Building Enclosure Requirements. Special requirements apply when constructing a multiunit residential building or converting a multiunit residential building to condominium ownership. Building enclosure design documents must be submitted with any application for a building permit addressing waterproofing, weatherproofing, and other protections of the building from water or moisture intrusion. Further, the building enclosure must be inspected by a qualified building inspector throughout the course of construction to ensure the construction is in compliance with the design documents.

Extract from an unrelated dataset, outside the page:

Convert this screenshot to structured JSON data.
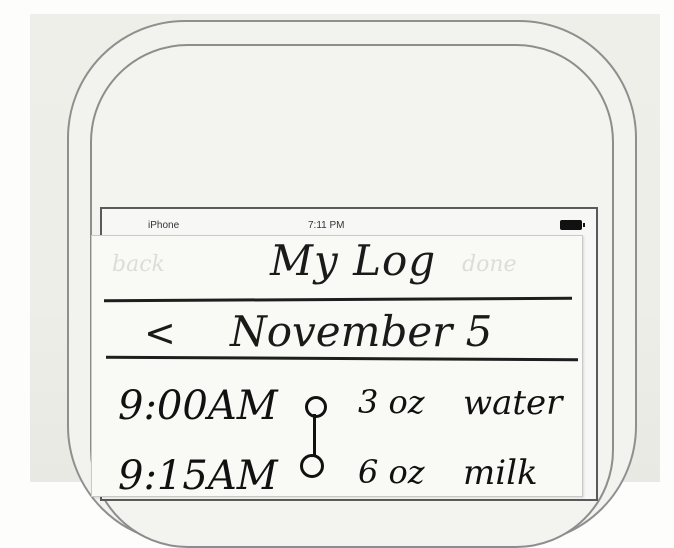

No condominium unit may be sold without the required enclosure design documents and inspection report.
A multiunit residential building is a building with more than two attached dwelling units, but does not include hotels, motels, dormitories, care facilities, floating homes, or buildings with attached dwelling units each on a single platted lot.
Deposits for Purchase. Under Washington Uniform Common Interest Ownership Act, a unit refers to a physical portion of a common interest community designated for separate ownership or occupancy. A common interest community may include a condominium, cooperative, plat community, or miscellaneous community. When a purchaser enters into an agreement to purchase a unit from the declarant of the community, any earnest money deposit or reservation deposit must be placed in escrow. Consistent with other real estate conveyances, the amount of earnest money that may be forfeited for failing to complete a purchase may not exceed 5 percent of the purchase price.

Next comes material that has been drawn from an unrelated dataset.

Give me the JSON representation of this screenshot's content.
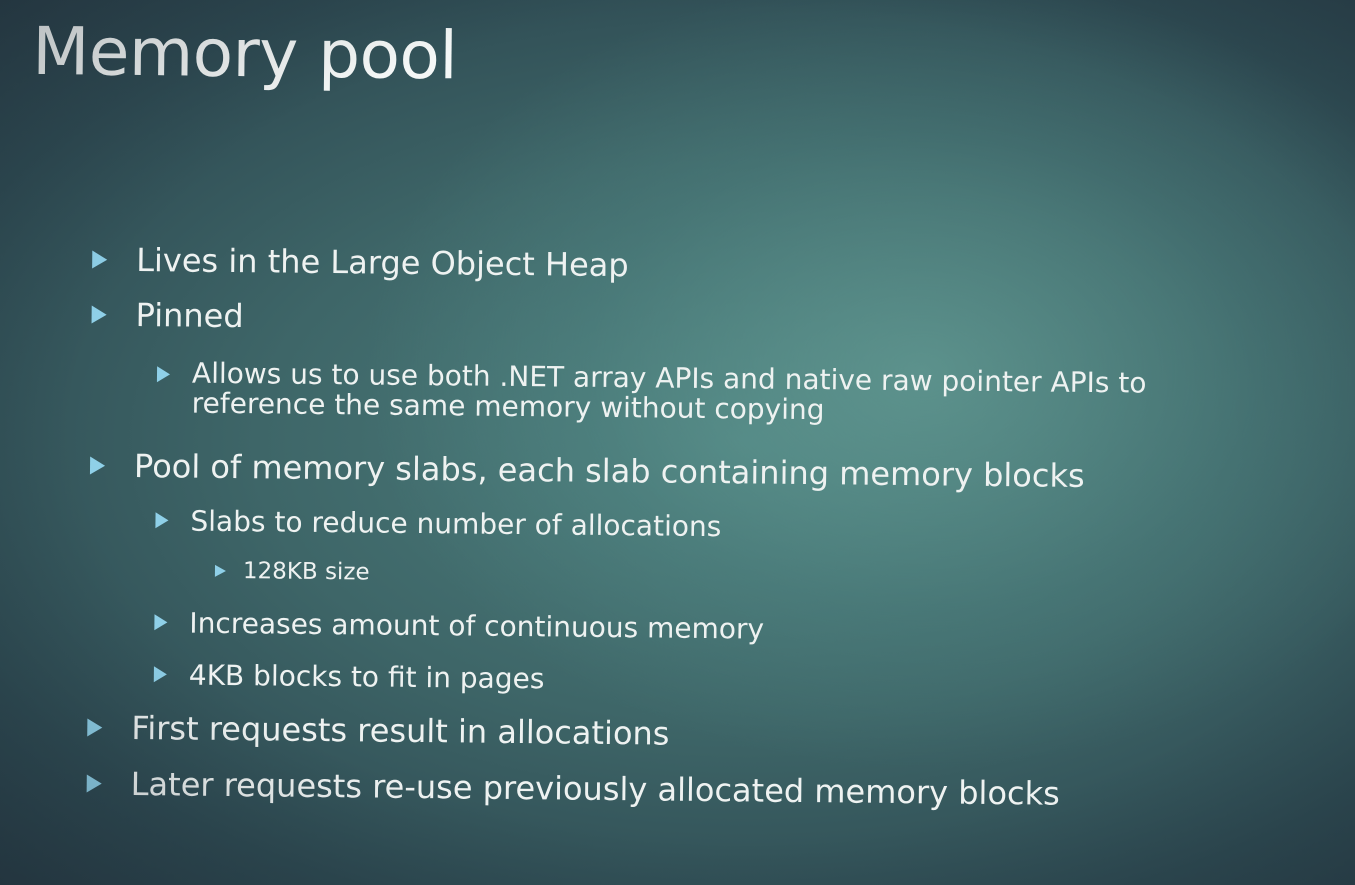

A multiunit residential building does not include condominiums with ten or fewer units and with no more than two stories. Those condominiums are exempt from the requirement to submit building enclosure design documents and obtain periodic inspections throughout the course of construction.
Deposit funds for the purchase of a unit in a common interest community may be used for the construction costs of the unit if the declarant obtains and maintains a surety bond in favor of the purchase in an amount adequate to cover the amount of the deposit to be withdrawn. The purchase agreement must inform the purchaser that deposit funds may be used for construction costs and the deposit may not exceed 10 percent of the purchase price.